10 of the Craziest Discoveries of 2012

French Bees Producing Colored Honey by Eating M&Ms
Although some might think multicolored honey is a sweet idea, the proud beekeepers of Ribeauville, France, disagree. Comstock/Comstock/Thinkstock

Blue and green honey? Mon dieu! Sounds like a fun, marketable product. But not to beekeepers in the town of Ribeauville, in northeastern France. France has tough standards for honey production. French honey must have standard coloration (nearly colorless to dark brown), and must come from the nectar of plants. So when the Ribeauville bees starting producing colorful versions of their sweetener, the beekeepers weren't happy [source: Andries].

An investigation ensued, and the beekeepers discovered the culprit: a neighboring biogas factory. The plant was processing colored M&Ms, and storing the sweet waste material outside and in uncovered containers. That lured the Ribeauville bees from their hives 2.5 miles (4 kilometers) away, and they promptly began pigging out on the sugary remains.

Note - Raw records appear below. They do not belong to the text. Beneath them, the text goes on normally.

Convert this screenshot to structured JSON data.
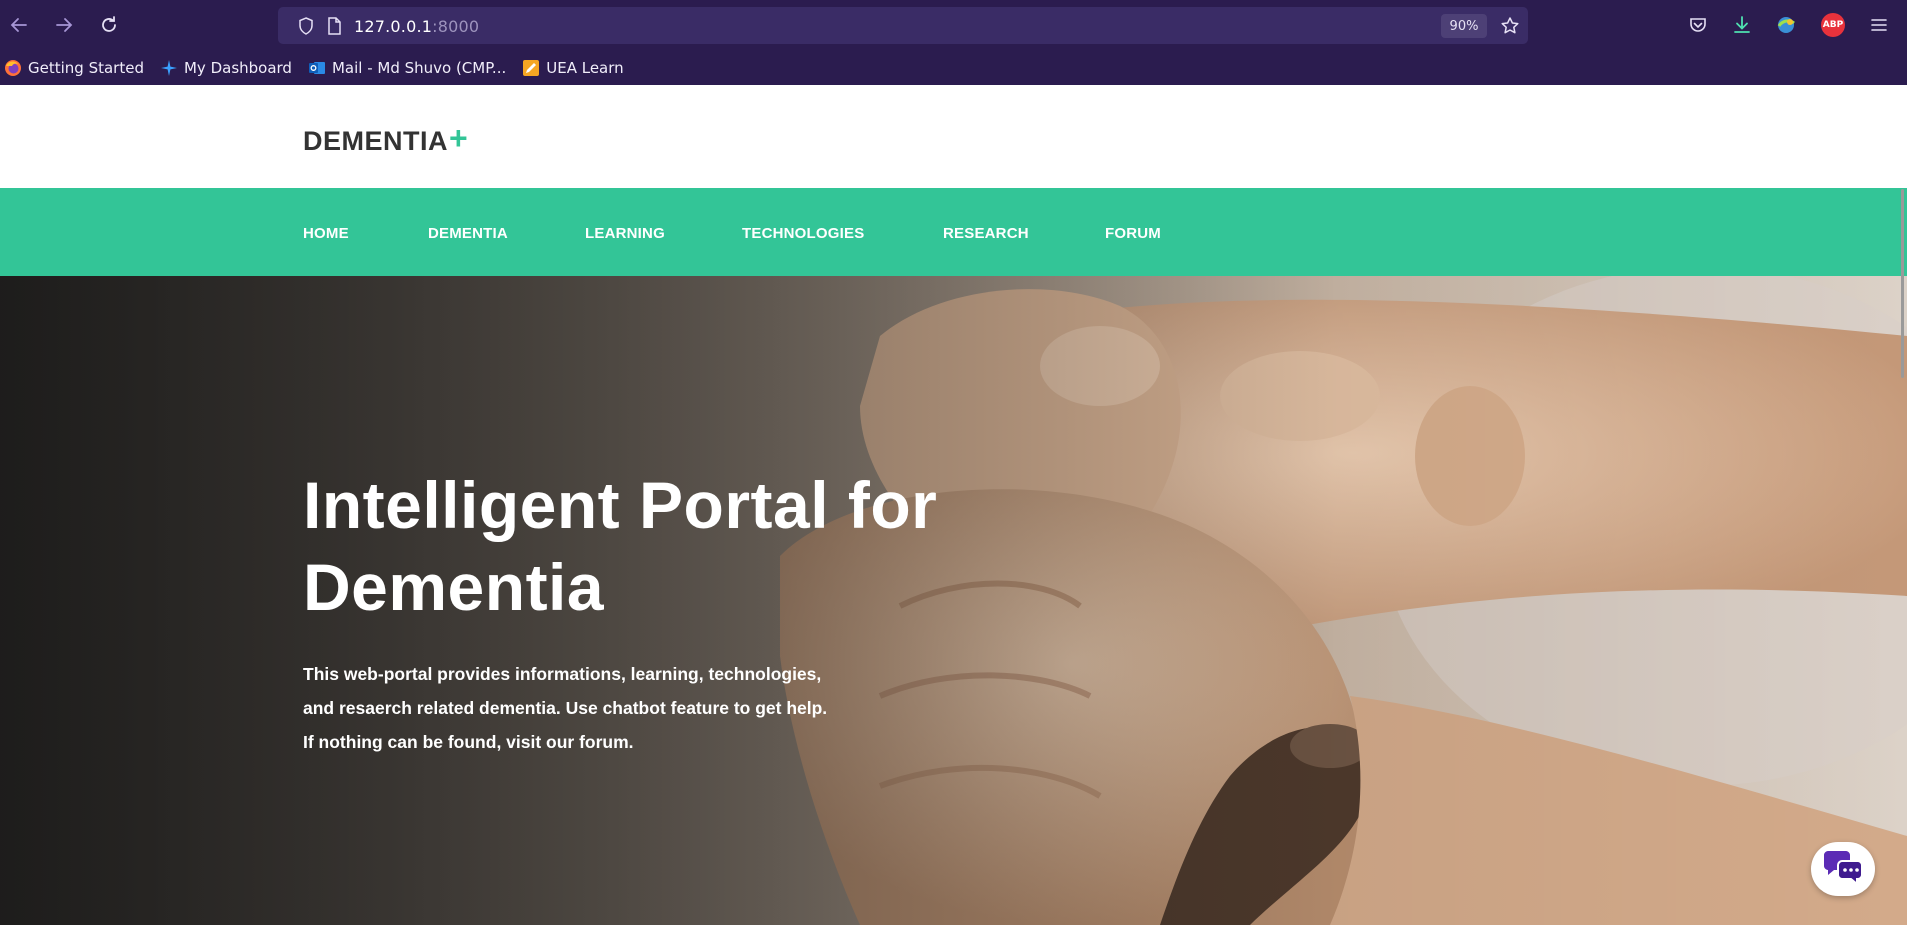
{
  "browser": {
    "url_host": "127.0.0.1",
    "url_port": ":8000",
    "zoom": "90%",
    "accent": "#2b1c4f"
  },
  "bookmarks": [
    {
      "label": "Getting Started",
      "icon": "firefox-icon"
    },
    {
      "label": "My Dashboard",
      "icon": "sparkle-icon"
    },
    {
      "label": "Mail - Md Shuvo (CMP...",
      "icon": "outlook-icon"
    },
    {
      "label": "UEA Learn",
      "icon": "pencil-icon"
    }
  ],
  "site": {
    "logo_text": "DEMENTIA",
    "logo_plus": "+",
    "brand_color": "#33c597"
  },
  "nav": {
    "items": [
      "HOME",
      "DEMENTIA",
      "LEARNING",
      "TECHNOLOGIES",
      "RESEARCH",
      "FORUM"
    ]
  },
  "hero": {
    "title_line1": "Intelligent Portal for",
    "title_line2": "Dementia",
    "desc_line1": "This web-portal provides informations, learning, technologies,",
    "desc_line2": "and resaerch related dementia. Use chatbot feature to get help.",
    "desc_line3": "If nothing can be found, visit our forum."
  }
}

Next thing you know, blue and green honey [source: Andries].

Employees at the waste-processing plant cleaned the outdoor and uncovered containers, then moved all remains into a covered hall [source: Andries]. A bummer for the bees, most likely.